If I could, this is the only view anyone would ever see and I say that despite the speck that my camera seems to have picked up. The pant looks low in the front but is entirely comfortable. If it were higher, I would feel my lower lungs being constricted and I would be picking at it (pulling down, folding over, pull and release etc etc). I’ve come to accept that my waist is tilted or more accurately, roller coaster shaped. The side seam is pretty straight, just leaning like the Tower of Pisa. I could but may not bother working at fixing the tilted side seam. For now, I’m just going to admire the smooth flow of fabric from waist, dropping until it breaks – like it should – at the front of the foot. Very shapely. Nice. Especially for a woman of my age, weight and personal shape.
And the picture you really wanted to see, My Butt:
Sorry. I just couldn’t resist 5th grade humour. Must be because I’ve been so long at the computer writing, editing this post…..
The leg wrinkles change with how I stand or as in the pic at the far left (wb too low) or far right (wb too high) , exactly where the waistband sits on my body. I may have cut the elastic too long. The most obvious constant to me is the wrinkles at the knee. This is the first area I will tweak in the future. I could do a knock knee adjustment. But I think shortening the back inseam with an 1/8 or 1/4″ dart (at the inseam, zero at the side seam) should be first. I really don’t know of jean draft that doesn’t make the back inseam shorter than the front. The theory is a shorter back inseam causes the fabric to tuck under your seat giving you a trimmer appearance. Well I could certainly use that. I’m also aware that the butt isn’t exactly what I want. I scooped this time but did not transfer that to the tissue. My crotch is oddly peaked due to the Diagonal Overlap. Instead of correcting the shape after stitching, I really want to smooth that out so that when I the crotch is smoothly shaped. I think I’m looking at two little tweaks, but dang every version I’ve said “I just need to do this one little thing.”

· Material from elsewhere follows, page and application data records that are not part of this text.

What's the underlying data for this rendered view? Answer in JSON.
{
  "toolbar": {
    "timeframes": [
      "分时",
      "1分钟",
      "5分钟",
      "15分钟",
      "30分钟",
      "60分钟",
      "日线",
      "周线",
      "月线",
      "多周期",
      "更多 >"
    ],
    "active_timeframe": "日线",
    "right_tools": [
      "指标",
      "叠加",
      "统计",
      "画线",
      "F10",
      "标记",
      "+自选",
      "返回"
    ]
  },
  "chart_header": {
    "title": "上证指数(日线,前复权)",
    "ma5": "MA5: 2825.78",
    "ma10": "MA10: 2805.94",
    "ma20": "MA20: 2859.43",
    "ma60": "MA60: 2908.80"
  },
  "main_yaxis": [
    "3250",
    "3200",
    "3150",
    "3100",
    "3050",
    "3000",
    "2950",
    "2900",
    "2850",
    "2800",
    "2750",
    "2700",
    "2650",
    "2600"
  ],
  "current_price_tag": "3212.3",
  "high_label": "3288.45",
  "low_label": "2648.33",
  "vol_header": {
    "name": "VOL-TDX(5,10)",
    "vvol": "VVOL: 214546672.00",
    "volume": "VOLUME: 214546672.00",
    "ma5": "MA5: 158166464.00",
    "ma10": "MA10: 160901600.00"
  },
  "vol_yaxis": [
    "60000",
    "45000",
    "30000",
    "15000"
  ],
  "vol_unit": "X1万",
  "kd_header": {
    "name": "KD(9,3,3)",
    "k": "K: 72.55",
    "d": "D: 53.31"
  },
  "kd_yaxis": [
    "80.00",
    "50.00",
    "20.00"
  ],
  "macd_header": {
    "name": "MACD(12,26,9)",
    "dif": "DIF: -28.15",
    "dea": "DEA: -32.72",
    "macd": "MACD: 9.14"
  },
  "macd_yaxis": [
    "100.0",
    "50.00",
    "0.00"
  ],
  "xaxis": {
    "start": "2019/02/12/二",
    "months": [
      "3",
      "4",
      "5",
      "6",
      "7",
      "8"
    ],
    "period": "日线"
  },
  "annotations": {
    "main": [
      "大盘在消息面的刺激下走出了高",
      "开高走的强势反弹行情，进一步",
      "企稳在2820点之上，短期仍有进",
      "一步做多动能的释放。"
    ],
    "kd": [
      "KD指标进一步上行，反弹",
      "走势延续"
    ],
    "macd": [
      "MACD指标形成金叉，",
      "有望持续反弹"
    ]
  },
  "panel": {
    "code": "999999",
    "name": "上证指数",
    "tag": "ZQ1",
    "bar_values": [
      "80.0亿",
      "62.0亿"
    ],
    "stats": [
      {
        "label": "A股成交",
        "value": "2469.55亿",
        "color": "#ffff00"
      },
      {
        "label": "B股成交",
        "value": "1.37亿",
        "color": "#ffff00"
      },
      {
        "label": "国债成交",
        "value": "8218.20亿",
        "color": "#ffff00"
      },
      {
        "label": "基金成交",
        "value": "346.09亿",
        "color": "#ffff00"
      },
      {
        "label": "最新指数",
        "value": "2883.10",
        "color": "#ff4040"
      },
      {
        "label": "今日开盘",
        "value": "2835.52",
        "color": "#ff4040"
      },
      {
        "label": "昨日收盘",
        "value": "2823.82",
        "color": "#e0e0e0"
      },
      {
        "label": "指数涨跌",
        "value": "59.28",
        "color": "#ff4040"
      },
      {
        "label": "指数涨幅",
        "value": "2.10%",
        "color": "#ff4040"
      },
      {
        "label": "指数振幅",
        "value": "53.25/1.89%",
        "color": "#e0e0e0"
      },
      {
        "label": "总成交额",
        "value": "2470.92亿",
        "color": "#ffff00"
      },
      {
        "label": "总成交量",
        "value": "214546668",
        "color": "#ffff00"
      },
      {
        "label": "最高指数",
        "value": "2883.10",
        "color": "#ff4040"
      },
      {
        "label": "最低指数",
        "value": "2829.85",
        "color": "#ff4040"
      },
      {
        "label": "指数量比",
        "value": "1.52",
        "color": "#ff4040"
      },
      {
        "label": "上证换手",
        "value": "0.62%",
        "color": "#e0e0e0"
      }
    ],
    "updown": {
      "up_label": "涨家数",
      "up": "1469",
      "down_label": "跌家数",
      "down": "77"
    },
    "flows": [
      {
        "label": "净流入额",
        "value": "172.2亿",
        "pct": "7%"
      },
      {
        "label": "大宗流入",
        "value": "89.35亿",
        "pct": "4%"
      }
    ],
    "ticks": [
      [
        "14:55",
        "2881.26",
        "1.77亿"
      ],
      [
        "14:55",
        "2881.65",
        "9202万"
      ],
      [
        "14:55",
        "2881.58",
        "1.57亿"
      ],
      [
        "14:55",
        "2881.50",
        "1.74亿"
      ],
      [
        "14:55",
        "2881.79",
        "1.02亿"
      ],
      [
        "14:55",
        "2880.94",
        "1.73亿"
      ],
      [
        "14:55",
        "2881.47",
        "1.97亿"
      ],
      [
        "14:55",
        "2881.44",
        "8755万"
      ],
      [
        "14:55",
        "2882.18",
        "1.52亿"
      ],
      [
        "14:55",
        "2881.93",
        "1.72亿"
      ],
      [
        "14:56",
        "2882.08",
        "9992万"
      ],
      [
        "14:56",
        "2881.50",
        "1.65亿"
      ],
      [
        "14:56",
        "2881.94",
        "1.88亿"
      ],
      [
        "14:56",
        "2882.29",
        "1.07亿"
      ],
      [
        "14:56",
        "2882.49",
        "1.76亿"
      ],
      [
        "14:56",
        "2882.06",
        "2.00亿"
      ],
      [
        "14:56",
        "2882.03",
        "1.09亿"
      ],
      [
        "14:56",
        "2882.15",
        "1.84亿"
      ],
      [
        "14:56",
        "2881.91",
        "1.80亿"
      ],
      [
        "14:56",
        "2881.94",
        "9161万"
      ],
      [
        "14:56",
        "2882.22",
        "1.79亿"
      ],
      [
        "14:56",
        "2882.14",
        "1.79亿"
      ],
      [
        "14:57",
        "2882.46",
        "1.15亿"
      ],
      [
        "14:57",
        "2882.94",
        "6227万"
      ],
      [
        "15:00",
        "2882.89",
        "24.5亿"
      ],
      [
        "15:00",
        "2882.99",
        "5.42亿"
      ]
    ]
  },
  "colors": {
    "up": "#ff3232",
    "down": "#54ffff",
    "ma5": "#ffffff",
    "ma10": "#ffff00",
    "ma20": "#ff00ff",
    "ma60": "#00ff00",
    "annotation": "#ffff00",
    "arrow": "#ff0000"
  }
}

Despite all that I’ve written and shared, I really don’t consider the first 4 versions significant when evaluating the pattern. I feel the final fit resulted not from the draft but from using Jen’s fitting instructions. I expect some strong push back on that statement. Numerous people have used this pattern and posted glowing reviews. But I was on the verge of tossing the pattern at Pant #4. Four fabrics, four bad fits. How many bad fitting muslins do you make before deciding the draft doesn’t work?
Summary Tissue Changes:
two sizes larger than recommended
+3/4″ to side seam from hip to waist
+3/4″ to entire back inseam
+1/2″ to back crotch
slash and spread at hip line
+1/4″ smooth divot at side seam total 1″ added to side seam hip still 3/4″ at waist
-2″ above knee back and front
-1/1″ (1/4″ tuck) above knee on back only
1.5″ Diagonal Overlap
causing +3.4″ side seam height back only
Smoothing side seam, inseam and crotch curve
Smooth crotch curve
pin front to back along inseam and side seam then smooth the curve
1/4″ dart at back inseam (zero at side seam) above knee